Cape Town — Twenty African High Court judges have had a taste of South Africa's complex political reality: their human rights training course was hurriedly moved after student protests closed the University of Cape Town (UCT) campus.
The judges, in South Africa to examine how to apply international human rights law in appropriate decisions, came from 10 different African countries for the event, presented by the UCT-based Judicial Institute for Africa (Jifa).
Though they should have met for their discussions in the law faculty's Kramer building, organisers moved the workshop off campus for the first few days due to the continuing protests that saw the campus, like others in South Africa, closed for classes.
In the course of the workshop, the judges were thrown even further into the South African situation by the hypothetical cases they were asked to consider, several of which related directly to dramatic events unfolding in the host country.
Thirty two judges from 12 African countries participated in the very first Core skills for judges course

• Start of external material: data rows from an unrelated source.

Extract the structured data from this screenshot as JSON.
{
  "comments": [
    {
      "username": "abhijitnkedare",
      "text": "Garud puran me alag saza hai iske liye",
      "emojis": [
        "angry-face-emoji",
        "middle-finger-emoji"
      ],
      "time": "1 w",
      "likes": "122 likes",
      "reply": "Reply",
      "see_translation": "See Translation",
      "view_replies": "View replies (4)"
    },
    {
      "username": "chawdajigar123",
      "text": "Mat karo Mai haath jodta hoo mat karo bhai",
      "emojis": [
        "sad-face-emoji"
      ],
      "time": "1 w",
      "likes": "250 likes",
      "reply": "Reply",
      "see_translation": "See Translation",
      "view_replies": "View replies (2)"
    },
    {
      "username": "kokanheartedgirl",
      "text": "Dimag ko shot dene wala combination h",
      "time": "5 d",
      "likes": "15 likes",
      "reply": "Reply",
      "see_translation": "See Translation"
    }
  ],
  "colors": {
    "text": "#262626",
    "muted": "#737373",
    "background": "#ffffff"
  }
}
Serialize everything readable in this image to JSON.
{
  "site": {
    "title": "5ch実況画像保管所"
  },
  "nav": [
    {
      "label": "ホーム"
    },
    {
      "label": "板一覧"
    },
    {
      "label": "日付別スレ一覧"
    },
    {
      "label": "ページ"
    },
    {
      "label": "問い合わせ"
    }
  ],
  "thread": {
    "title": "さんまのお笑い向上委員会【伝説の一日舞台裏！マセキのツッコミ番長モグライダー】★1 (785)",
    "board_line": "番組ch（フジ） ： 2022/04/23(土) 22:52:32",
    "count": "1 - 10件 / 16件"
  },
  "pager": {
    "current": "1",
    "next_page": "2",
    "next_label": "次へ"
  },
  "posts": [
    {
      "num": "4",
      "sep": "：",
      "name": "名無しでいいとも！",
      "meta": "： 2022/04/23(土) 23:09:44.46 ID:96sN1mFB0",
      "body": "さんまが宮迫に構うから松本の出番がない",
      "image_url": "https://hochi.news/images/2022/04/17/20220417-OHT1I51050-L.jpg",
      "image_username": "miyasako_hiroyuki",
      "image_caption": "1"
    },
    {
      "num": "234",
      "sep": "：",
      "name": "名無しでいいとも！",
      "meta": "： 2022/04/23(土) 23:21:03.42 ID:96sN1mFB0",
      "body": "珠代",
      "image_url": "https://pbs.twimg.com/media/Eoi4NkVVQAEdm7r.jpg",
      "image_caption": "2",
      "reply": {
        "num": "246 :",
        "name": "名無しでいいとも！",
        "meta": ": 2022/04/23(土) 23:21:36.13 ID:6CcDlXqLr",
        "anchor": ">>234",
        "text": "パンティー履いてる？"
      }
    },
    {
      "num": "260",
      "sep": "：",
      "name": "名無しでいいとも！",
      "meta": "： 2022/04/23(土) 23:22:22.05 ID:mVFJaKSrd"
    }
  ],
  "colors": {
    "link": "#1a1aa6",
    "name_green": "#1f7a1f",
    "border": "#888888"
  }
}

Judge Dinnah Usiku from the Windhoek High Court in Namibia found the module on judgment writing and the interaction with her African peers particularly helpful. “This course should be held as often as possible to assist judicial officers who are newly appointed,” added Usiku, whose appointment to the bench was made eight months ago